-- WHAT YOU WILL DO --
Tally the lines containing "folder" in this data. Respond with the tally alone.

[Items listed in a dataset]
%%
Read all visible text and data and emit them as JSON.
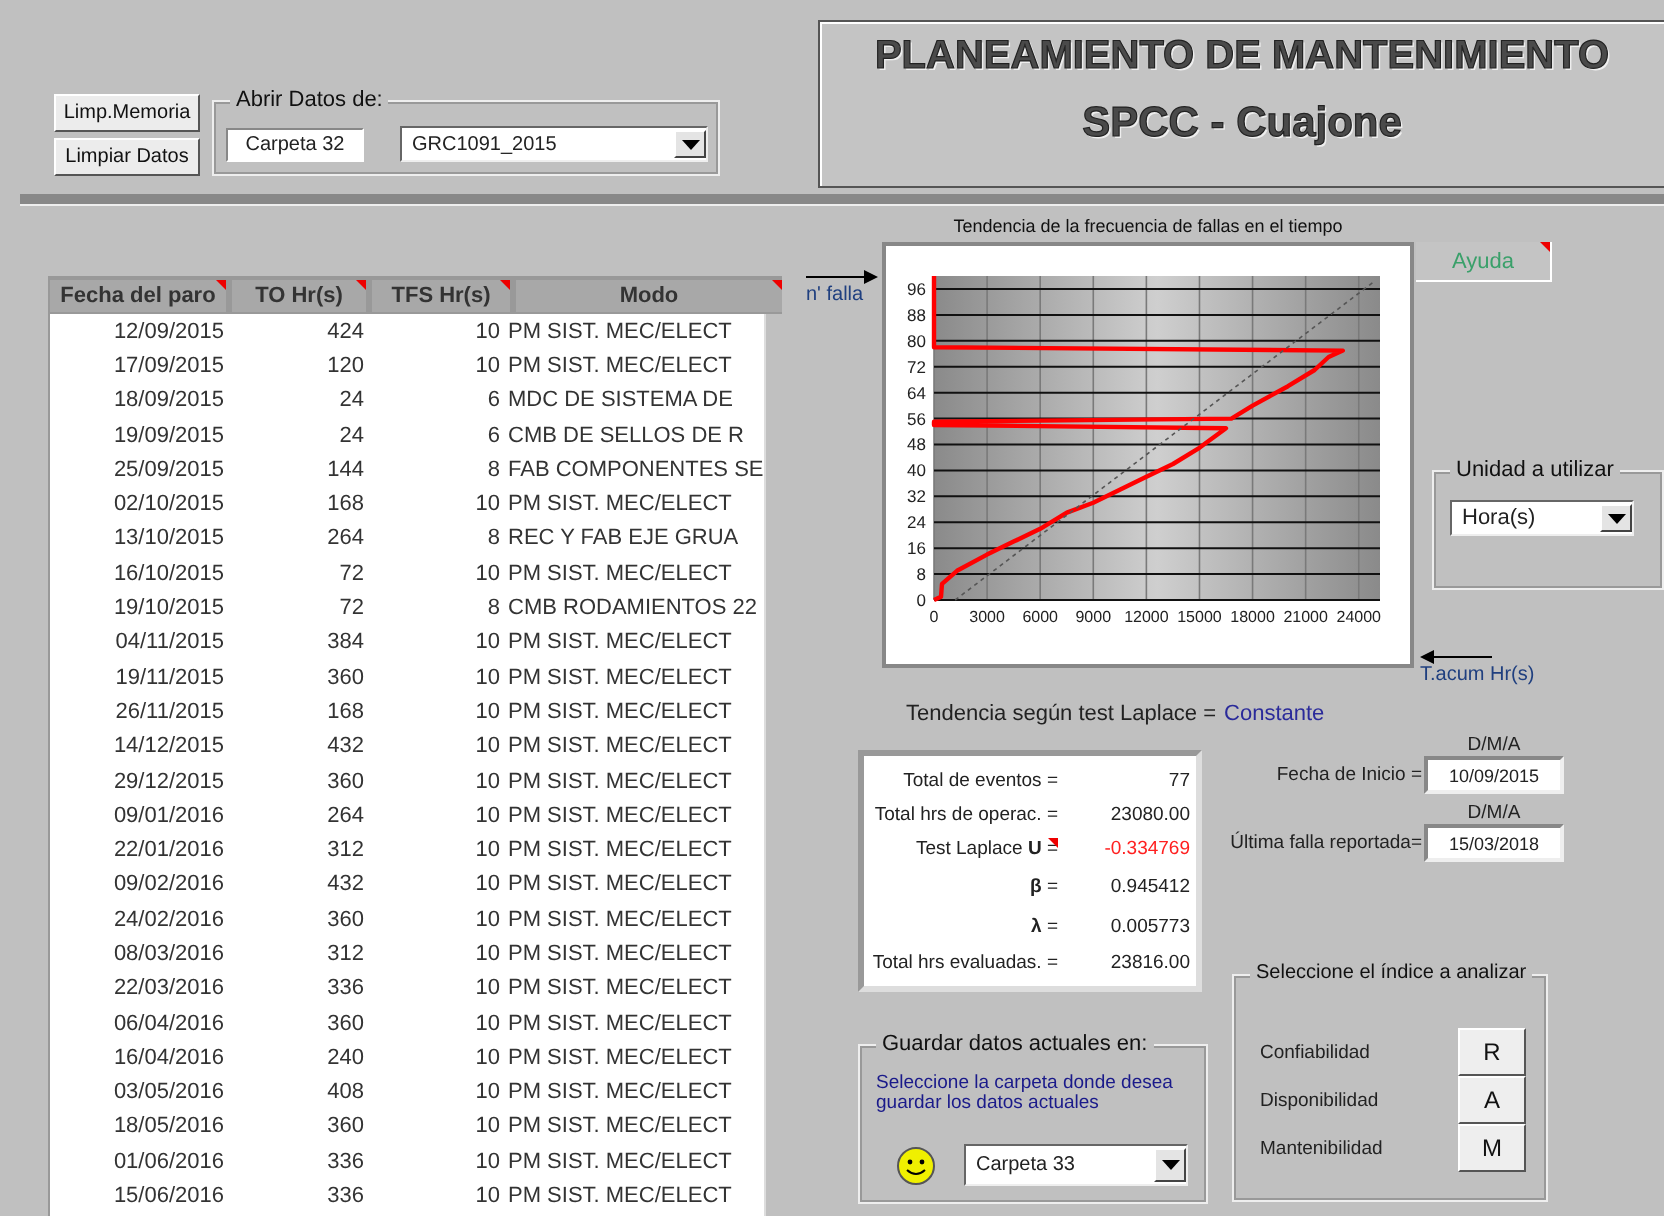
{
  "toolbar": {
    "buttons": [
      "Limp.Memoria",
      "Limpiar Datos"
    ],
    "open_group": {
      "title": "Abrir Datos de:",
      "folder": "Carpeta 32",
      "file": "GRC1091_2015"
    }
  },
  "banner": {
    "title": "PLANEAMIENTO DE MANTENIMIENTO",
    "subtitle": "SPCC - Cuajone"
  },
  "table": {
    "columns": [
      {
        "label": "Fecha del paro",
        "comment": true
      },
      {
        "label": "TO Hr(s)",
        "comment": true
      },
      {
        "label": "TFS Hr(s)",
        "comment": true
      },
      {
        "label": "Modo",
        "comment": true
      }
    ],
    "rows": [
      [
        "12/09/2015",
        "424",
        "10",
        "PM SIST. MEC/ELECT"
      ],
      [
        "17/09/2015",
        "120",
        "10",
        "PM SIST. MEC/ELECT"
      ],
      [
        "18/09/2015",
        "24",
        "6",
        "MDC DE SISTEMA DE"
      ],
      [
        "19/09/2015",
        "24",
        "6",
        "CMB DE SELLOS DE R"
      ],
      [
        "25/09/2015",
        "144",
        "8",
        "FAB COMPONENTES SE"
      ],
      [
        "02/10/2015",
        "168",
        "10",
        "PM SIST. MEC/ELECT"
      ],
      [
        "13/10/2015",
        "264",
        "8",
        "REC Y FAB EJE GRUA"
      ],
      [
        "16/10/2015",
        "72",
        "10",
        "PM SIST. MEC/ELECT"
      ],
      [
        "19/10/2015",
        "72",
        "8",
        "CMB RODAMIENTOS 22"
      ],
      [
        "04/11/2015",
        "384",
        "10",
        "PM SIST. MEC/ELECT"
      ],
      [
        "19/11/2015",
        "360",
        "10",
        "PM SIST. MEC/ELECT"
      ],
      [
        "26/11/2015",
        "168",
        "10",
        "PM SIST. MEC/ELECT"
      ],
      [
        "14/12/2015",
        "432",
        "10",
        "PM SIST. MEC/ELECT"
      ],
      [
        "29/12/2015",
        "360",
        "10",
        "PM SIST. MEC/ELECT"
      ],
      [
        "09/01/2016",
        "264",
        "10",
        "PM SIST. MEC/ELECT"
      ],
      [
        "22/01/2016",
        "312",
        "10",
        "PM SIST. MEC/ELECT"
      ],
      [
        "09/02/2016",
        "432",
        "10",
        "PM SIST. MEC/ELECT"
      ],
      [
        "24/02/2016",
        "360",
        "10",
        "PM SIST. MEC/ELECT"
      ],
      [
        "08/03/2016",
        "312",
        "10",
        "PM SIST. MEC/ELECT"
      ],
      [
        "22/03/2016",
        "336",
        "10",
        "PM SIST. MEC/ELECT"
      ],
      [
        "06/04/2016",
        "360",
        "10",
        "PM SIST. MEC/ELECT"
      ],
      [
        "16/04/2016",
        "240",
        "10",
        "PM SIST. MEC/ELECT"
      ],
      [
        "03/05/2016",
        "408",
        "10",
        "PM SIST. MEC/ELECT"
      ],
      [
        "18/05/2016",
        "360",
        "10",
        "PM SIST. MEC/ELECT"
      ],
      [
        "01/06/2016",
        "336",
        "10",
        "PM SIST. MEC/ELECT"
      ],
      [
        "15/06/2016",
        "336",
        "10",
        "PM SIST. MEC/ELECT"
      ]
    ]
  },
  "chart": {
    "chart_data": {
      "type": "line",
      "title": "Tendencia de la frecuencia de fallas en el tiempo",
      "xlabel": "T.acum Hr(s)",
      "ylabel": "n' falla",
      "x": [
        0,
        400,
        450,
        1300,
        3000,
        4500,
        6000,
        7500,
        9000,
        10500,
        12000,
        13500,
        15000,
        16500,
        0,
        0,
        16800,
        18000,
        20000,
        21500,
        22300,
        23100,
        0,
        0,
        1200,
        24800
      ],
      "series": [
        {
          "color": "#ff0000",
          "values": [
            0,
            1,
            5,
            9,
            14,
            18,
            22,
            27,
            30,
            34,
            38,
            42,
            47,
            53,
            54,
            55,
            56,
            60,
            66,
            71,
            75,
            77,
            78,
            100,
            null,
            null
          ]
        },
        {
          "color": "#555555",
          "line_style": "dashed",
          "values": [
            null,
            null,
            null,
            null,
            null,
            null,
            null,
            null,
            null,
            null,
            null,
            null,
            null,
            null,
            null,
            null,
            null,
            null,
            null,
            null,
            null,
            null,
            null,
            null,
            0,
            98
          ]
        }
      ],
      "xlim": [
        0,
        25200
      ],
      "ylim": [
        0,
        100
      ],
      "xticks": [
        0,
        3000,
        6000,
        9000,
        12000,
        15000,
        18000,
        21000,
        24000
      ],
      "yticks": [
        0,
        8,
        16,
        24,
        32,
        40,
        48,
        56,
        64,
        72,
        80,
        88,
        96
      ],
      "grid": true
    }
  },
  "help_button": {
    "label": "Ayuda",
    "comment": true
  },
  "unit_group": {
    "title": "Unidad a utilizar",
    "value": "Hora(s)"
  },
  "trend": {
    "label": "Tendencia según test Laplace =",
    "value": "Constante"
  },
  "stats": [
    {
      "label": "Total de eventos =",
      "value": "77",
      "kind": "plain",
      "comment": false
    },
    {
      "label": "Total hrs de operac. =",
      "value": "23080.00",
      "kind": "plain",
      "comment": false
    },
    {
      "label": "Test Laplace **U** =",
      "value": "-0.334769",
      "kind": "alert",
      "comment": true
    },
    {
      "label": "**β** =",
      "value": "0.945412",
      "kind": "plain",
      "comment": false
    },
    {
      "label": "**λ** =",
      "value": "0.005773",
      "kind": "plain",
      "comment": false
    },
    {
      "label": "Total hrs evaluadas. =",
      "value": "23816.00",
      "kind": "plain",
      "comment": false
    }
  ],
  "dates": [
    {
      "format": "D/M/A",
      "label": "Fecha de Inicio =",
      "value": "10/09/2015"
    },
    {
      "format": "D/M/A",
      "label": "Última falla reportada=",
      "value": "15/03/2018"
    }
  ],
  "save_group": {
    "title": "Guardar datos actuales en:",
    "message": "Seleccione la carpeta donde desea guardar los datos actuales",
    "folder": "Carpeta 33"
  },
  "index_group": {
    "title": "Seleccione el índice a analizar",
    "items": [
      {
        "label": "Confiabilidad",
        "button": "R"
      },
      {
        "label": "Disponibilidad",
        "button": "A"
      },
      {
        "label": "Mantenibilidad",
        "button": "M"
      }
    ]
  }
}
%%
-- COMPLETED EXERCISE --
2